__TASK TO CARRY OUT__
Copy each line of the records that holds the string "title".

__RECORDS FOR THE TASK__
────────────────────────────────────────

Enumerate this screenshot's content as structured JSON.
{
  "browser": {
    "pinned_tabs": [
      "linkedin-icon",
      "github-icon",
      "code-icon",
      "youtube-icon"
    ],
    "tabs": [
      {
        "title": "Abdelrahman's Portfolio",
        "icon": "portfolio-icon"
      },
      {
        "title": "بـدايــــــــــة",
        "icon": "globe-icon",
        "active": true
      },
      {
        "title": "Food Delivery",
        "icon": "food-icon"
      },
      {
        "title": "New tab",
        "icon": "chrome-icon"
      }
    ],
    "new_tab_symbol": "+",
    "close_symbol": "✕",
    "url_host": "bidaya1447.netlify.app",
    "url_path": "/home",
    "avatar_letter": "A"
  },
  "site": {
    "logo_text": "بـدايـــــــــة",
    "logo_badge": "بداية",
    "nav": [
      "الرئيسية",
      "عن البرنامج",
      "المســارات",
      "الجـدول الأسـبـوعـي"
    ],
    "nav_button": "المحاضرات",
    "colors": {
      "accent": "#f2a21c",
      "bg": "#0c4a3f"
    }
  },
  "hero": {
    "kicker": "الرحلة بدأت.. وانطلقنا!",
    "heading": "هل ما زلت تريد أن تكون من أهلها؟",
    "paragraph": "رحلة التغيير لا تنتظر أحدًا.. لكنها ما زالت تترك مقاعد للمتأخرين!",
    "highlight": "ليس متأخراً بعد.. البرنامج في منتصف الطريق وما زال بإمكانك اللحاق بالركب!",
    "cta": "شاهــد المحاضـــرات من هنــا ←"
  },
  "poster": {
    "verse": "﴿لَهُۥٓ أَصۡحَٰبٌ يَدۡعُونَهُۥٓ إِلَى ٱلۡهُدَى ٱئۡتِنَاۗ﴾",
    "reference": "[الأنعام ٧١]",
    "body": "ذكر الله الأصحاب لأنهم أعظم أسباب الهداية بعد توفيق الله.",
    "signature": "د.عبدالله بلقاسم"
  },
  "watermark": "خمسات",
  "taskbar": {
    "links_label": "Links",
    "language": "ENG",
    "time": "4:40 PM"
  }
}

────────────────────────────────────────

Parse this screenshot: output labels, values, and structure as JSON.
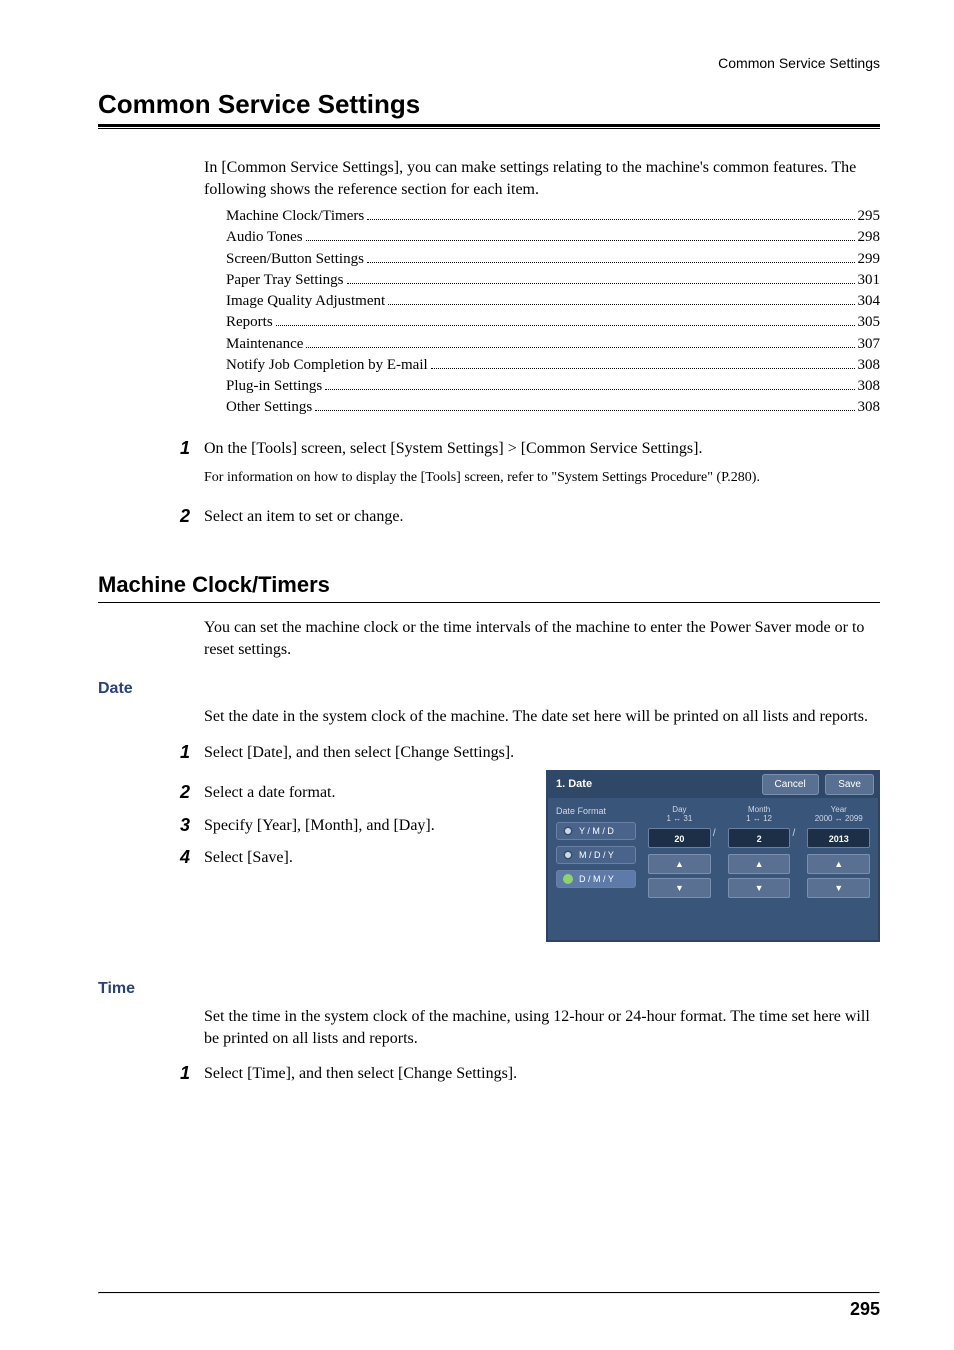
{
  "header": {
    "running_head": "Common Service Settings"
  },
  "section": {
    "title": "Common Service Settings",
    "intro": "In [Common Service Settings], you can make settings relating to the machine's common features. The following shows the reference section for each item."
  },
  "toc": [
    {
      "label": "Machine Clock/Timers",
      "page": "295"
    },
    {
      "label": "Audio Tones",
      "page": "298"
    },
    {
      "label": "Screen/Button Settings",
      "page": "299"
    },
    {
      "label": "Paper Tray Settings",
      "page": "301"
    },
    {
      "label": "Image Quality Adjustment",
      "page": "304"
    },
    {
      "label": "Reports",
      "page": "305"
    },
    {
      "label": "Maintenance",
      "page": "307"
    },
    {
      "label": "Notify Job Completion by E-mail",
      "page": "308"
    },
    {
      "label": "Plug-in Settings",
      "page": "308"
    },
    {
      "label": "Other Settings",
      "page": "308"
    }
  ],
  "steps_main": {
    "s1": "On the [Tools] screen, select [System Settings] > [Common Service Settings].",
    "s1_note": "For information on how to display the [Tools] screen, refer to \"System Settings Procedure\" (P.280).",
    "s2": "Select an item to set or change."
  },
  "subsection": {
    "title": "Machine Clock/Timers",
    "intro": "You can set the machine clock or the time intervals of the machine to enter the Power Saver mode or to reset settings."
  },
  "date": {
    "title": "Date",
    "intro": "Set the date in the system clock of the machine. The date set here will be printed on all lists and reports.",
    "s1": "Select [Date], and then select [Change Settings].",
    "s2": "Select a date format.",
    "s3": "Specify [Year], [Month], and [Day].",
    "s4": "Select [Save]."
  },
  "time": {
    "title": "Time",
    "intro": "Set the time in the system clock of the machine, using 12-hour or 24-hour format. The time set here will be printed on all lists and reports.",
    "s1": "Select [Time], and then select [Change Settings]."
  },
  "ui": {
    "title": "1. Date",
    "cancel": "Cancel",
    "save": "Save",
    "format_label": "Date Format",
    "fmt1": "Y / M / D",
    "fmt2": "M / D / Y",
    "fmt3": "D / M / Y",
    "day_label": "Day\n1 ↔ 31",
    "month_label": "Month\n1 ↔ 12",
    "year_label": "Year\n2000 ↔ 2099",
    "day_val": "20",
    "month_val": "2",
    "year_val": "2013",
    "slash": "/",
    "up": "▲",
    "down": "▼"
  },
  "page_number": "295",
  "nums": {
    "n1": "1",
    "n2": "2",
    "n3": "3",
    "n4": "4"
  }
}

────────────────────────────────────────

__PROBLEM SOLUTION__
        "title": "Abdelrahman's Portfolio",
        "title": "بـدايــــــــــة",
        "title": "Food Delivery",
        "title": "New tab",
    "title": "Common Service Settings",
    "title": "Machine Clock/Timers",
    "title": "Date",
    "title": "Time",
    "title": "1. Date",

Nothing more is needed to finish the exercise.